▶ EXERCISE: As the answer, give a copy of each line below that includes the word "Réaliseo".

[[ INPUT RECORDS, beginning ]]

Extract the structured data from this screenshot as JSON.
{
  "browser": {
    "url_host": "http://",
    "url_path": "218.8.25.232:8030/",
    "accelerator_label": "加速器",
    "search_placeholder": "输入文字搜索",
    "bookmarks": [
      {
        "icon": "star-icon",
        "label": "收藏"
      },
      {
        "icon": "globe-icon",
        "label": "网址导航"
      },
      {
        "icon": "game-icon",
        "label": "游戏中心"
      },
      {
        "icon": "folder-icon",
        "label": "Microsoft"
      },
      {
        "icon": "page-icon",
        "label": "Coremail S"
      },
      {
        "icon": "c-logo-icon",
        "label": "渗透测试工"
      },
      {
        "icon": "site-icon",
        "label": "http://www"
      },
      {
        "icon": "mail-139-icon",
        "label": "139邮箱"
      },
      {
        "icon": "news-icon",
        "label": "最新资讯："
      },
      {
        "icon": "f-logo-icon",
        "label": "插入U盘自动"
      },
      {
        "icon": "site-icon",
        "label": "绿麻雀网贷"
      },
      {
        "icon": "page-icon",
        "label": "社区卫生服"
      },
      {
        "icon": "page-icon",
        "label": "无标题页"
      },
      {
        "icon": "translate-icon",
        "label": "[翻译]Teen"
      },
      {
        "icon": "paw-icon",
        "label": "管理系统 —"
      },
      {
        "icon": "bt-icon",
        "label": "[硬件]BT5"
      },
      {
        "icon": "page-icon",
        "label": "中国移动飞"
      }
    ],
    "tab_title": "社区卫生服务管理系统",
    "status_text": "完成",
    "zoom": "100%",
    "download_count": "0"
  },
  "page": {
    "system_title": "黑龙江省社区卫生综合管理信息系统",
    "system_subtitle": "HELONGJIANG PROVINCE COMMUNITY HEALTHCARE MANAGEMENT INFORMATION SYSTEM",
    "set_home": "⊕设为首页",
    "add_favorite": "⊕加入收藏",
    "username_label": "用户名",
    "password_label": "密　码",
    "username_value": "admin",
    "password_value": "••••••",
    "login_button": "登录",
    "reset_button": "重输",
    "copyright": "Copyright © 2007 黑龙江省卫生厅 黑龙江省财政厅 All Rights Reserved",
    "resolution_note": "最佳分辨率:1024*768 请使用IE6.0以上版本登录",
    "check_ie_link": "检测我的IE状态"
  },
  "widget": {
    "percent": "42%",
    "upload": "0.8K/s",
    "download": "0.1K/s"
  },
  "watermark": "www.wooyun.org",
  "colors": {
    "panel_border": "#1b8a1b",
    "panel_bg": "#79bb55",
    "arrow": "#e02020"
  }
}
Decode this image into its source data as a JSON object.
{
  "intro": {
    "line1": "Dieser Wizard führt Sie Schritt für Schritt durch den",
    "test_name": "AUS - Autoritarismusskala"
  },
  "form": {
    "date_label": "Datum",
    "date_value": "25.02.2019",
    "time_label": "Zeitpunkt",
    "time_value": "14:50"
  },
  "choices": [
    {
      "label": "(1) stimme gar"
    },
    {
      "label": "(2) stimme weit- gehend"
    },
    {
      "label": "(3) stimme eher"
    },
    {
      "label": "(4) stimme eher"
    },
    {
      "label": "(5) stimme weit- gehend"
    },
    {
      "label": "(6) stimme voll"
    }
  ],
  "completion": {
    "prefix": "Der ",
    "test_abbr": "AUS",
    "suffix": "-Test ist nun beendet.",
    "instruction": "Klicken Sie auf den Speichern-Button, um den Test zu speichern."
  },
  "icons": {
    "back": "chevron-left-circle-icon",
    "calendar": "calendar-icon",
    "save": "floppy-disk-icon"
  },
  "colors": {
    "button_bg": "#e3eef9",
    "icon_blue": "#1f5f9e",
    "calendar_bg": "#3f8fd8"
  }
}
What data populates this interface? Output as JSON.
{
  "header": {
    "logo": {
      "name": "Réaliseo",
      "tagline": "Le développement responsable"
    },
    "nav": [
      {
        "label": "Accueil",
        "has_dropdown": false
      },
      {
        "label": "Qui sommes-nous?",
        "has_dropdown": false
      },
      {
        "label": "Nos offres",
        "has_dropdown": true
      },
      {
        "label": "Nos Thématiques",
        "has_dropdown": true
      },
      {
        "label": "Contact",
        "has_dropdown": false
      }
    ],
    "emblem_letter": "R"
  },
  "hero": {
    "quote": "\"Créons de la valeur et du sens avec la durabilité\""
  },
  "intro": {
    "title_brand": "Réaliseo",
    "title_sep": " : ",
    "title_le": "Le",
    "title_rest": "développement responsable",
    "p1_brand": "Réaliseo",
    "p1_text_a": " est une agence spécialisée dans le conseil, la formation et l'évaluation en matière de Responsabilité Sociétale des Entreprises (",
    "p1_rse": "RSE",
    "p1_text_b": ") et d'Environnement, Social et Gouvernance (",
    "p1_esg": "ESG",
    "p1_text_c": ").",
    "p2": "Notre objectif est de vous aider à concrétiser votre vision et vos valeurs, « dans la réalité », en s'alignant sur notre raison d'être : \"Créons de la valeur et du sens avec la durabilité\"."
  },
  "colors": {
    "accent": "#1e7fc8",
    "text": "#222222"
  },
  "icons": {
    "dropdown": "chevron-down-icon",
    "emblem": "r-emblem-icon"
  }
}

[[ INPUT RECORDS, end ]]

▶ REPLY TO THE TASK:
      "name": "Réaliseo",
    "title_brand": "Réaliseo",
    "p1_brand": "Réaliseo",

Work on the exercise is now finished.